## TASK DIRECTIONS
"image" is the word to look for; copy each line of the listing where it occurs.

## DATA RECORDS
____

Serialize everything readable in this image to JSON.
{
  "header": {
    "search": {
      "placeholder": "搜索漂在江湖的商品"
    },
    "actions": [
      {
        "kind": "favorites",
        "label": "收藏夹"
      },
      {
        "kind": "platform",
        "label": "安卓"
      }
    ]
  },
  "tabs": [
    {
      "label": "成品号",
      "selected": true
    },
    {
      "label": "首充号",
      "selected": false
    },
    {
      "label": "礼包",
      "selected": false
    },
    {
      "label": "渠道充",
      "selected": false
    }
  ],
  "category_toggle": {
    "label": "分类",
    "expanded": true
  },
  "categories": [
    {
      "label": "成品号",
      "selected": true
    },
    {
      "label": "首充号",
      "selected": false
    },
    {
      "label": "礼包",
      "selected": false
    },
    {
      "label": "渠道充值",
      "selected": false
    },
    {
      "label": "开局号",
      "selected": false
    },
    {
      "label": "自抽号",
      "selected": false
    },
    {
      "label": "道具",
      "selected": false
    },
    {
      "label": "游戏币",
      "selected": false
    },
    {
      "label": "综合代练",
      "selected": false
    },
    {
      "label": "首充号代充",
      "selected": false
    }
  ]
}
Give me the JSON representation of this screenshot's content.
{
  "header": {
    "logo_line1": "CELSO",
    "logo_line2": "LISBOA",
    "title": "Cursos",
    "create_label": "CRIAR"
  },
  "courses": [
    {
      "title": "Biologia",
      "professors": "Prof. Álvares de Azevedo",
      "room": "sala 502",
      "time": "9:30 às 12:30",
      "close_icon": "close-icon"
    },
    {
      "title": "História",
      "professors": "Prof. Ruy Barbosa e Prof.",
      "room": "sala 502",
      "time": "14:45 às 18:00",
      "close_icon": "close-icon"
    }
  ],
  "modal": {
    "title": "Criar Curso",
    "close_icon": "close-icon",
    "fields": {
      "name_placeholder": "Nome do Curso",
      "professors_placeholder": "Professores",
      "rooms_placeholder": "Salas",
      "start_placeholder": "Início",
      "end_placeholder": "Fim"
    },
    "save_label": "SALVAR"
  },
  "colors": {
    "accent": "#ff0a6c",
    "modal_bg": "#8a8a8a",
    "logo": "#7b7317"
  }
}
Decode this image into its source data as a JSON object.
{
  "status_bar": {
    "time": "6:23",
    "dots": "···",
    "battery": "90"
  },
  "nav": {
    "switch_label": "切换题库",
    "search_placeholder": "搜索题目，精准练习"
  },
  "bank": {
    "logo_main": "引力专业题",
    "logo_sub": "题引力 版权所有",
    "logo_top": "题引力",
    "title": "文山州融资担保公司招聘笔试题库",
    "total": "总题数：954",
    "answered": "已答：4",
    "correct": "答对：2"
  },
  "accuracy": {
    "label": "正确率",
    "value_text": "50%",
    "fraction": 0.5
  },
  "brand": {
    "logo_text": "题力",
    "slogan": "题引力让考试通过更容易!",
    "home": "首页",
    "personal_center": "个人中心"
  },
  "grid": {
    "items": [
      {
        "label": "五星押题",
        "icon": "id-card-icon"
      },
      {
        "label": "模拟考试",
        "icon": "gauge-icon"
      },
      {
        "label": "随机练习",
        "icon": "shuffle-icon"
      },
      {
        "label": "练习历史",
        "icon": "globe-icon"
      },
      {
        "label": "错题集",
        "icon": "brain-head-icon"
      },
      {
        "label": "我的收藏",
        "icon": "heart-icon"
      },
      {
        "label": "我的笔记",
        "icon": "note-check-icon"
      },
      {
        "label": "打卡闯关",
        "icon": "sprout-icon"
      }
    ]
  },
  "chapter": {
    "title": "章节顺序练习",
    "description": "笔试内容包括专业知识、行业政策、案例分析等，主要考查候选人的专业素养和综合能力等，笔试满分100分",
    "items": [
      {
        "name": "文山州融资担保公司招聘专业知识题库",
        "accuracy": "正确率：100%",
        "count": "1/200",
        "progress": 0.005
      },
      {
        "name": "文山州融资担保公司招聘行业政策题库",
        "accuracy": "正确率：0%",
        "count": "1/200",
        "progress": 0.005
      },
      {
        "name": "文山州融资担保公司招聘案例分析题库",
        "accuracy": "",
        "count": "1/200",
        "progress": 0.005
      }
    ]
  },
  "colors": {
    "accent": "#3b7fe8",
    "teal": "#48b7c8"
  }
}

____

## EXERCISE RESULT
Serialize everything readable in this image to JSON.
Decode this image into its source data as a JSON object.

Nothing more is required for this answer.